patty kirk

patty kirk lying down, getting up, sitting at home, walking down the road doing deuteronomy 6:7

Saturday, December 29, 2012


For Mark “the good news about Jesus the Messiah, the Son of God”—that is, the One God Sent—begins with the one God sent before he sent Jesus—namely, John the Baptizer—to prepare Jesus' way. Mark substantiates his claims about John's being this intended way-preparer from Isaiah, re-envisioning Isaiah’s original bodiless voice’s demand that his listeners “prepare the way for the Lord; make straight in the desert a highway for our God” (Isaiah 40:3 NIV) as a direct promise from God:

“I will send my messenger ahead of you, who will prepare your way”—
“a voice of one calling in the wilderness,
‘Prepare the way for the Lord,
make straight paths for him.’”

As always in the gospels, the writer’s scripture quoting is inexact. If you’ve ever tried to translate something from one language to another—especially something in verse—you know why. Translating’s hard, languages are very different, and the ancient writer’s audience (intended and inadvertent, contemporaneous and current) and intentions—neither of which, of course, can be known with any certainty—may might not be the same as the translator’s. Isaiah’s purpose was to inform, I’m guessing. Mark’s, clearly, was to substantiate his claims from the prophetic writings of Christianity’s Hebraic precursors.

You need to keep in mind, too, that you are reading these two quotations from scripture in yet another translation—in this case, the New International Version—and that the Old versus New Testament translations were almost certainly executed by two entirely different groups of linguistic and literary experts, who have their own intentions and audiences operate under their own linguistic and theological constraints. (We believers often avoid thinking about how dependent our understandings of scripture are on the murky intentions of possibly fallible writers and translators, but those on the margins of believing don’t avoid thinking about these matters, so I think it’s important, rather than relying solely on the Holy Spirit to smooth things over, to take them up ourselves.)
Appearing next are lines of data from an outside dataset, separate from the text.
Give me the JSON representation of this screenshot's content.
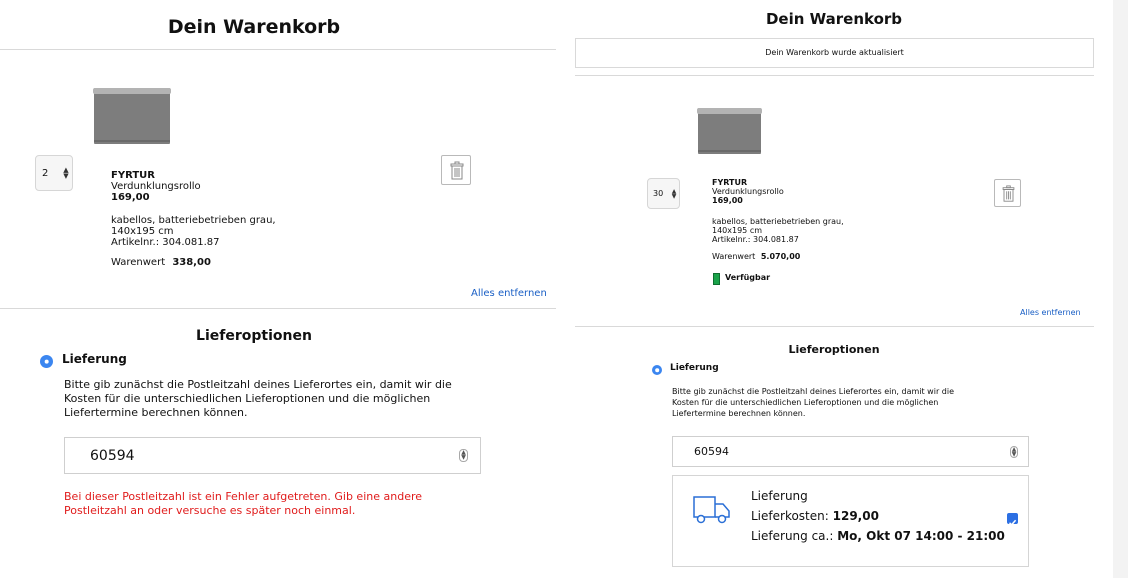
{
  "left": {
    "cart_title": "Dein Warenkorb",
    "quantity": "2",
    "product": {
      "name": "FYRTUR",
      "type": "Verdunklungsrollo",
      "price": "169,00",
      "desc_line1": "kabellos, batteriebetrieben grau,",
      "desc_line2": "140x195 cm",
      "article": "Artikelnr.: 304.081.87",
      "value_label": "Warenwert",
      "value": "338,00"
    },
    "remove_all": "Alles entfernen",
    "delivery_options_title": "Lieferoptionen",
    "delivery_radio_label": "Lieferung",
    "zip_info_line1": "Bitte gib zunächst die Postleitzahl deines Lieferortes ein, damit wir die",
    "zip_info_line2": "Kosten für die unterschiedlichen Lieferoptionen und die möglichen",
    "zip_info_line3": "Liefertermine berechnen können.",
    "zip_value": "60594",
    "error_line1": "Bei dieser Postleitzahl ist ein Fehler aufgetreten. Gib eine andere",
    "error_line2": "Postleitzahl an oder versuche es später noch einmal.",
    "error_color": "#e01b1b"
  },
  "right": {
    "cart_title": "Dein Warenkorb",
    "update_notice": "Dein Warenkorb wurde aktualisiert",
    "quantity": "30",
    "product": {
      "name": "FYRTUR",
      "type": "Verdunklungsrollo",
      "price": "169,00",
      "desc_line1": "kabellos, batteriebetrieben grau,",
      "desc_line2": "140x195 cm",
      "article": "Artikelnr.: 304.081.87",
      "value_label": "Warenwert",
      "value": "5.070,00"
    },
    "availability": "Verfügbar",
    "remove_all": "Alles entfernen",
    "delivery_options_title": "Lieferoptionen",
    "delivery_radio_label": "Lieferung",
    "zip_info_line1": "Bitte gib zunächst die Postleitzahl deines Lieferortes ein, damit wir die",
    "zip_info_line2": "Kosten für die unterschiedlichen Lieferoptionen und die möglichen",
    "zip_info_line3": "Liefertermine berechnen können.",
    "zip_value": "60594",
    "delivery": {
      "name": "Lieferung",
      "cost_label": "Lieferkosten:",
      "cost_value": "129,00",
      "date_label": "Lieferung ca.:",
      "date_value": "Mo, Okt 07 14:00 - 21:00"
    }
  },
  "colors": {
    "accent_blue": "#3b86f0",
    "link_blue": "#1a5fc5",
    "available_green": "#1aa34a"
  }
}
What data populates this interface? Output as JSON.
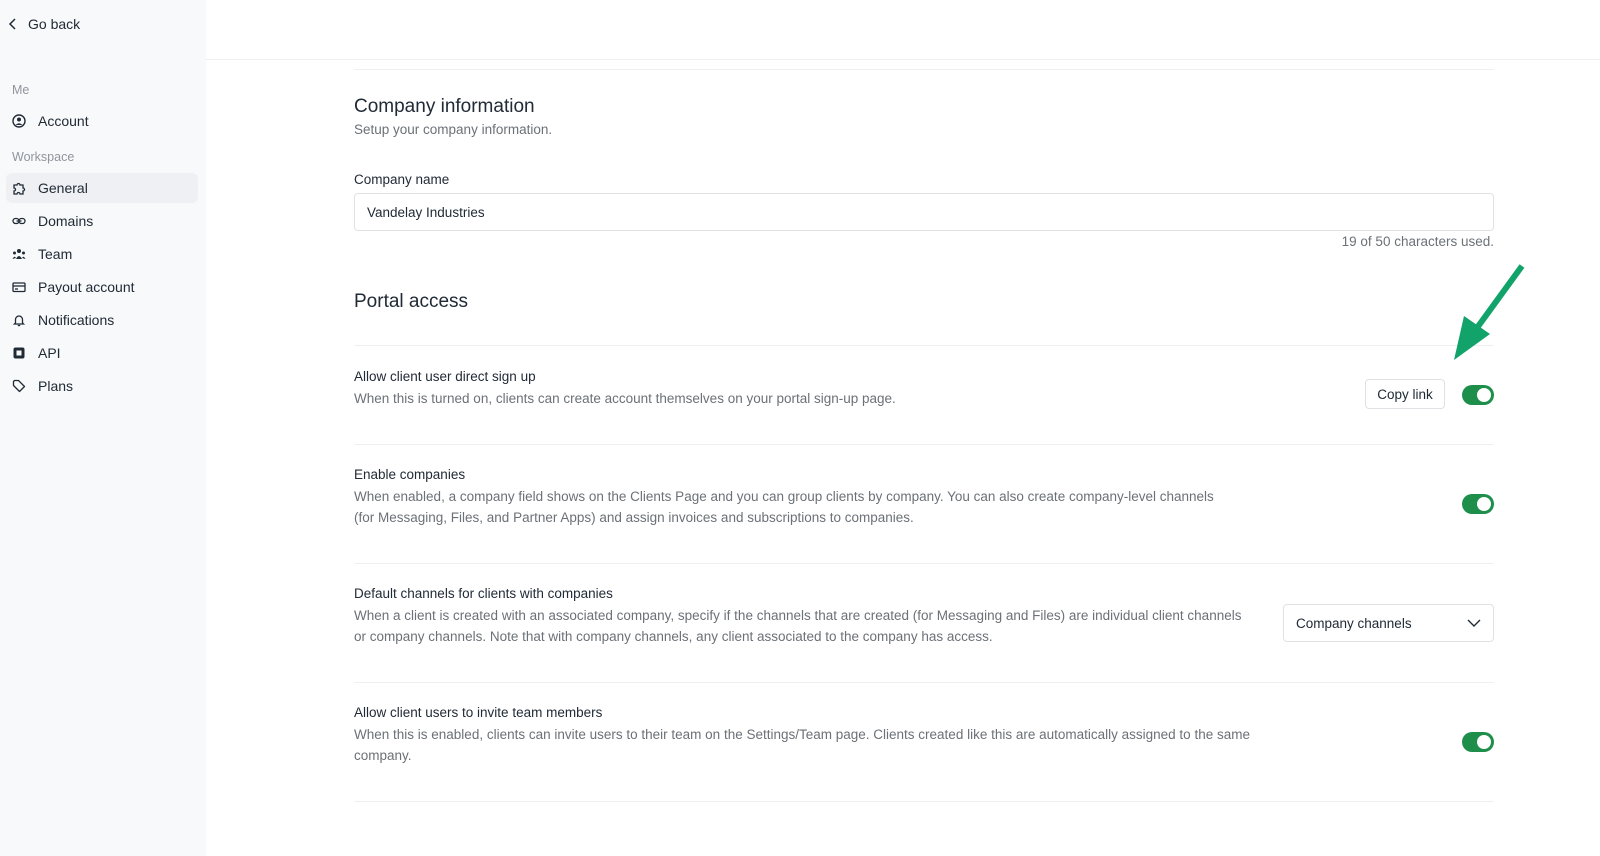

Somewhere in the midst of all these potentially conflicting purposes and audiences and constraints and fallibilities lies this change from Isaiah’s call to prepare the way and Mark’s confirmation that this way was being prepared through John’s desert baptisms. And since my own purpose is to discover in scripture new ways of growing my own faith in the One God Sent, my discovery today is that we are all called, as John was called in Isaiah and as Mark was called in Jesus’ own generation, to prepare Jesus’ way. To “make straight new highways in the desert for our God.”

If you’re like me, “highways in the desert” make you think of Texas. I’m sure, though, that there are others besides Texans—my spiritually evolving daughters and students, for example—for whom I am called to aid in the preparation of Jesus’ incarnation in their lives—his embodiment in their dry flesh—as well as his fleshing out of my own faith.

So, I guess that means God's work entails (and I'm guessing this is obvious to anyone reading, but I am a slower reader than most) evangelism—the assignment, that is, of Deuteronomy 6:7: talking about the good news when I get up and lie down and sit at home and walk down the road as a means of helping others and, most especially, myself to believe ever more genuinely in the One God Sent.


  1. I know so many Christians who question the accuracy of God's word for some of the reasons you mention. I am confused as to how someone can really believe that God created the universe and all that is in it including the laws that govern it, and then not believe that he is capable of smaller miracles like ensuring that the Biblical translators rendered an accurate translation and that the right books were chosen to comprise the Bible. This seems inconsistent to me. Can God be outwitted by mere men?

  2. Still, as believers we have to confront the reality of mistakes in translations (they exist) and additions to scripture to clarify some odd point (there are lots) and just the plain old fallibility of all things of our world, the Bible included. It is just as frail as we humans are--even though we were made in God's image. If we don't want to talk about this, we prepare the way for others to trip on the details.

  3. Are there mistakes in the scriptures or are the scholars mistaken? Is there an indisputable example or are there alternate theories for each? Is a change a mistake or a Spirit driven alteration? Is the Bible fallible? It hasn't failed me yet. Faith is a requirement of whatever answers we choose.

  4. All good questions. But we have to ask them, I think, and honor them--and God--by taking them seriously.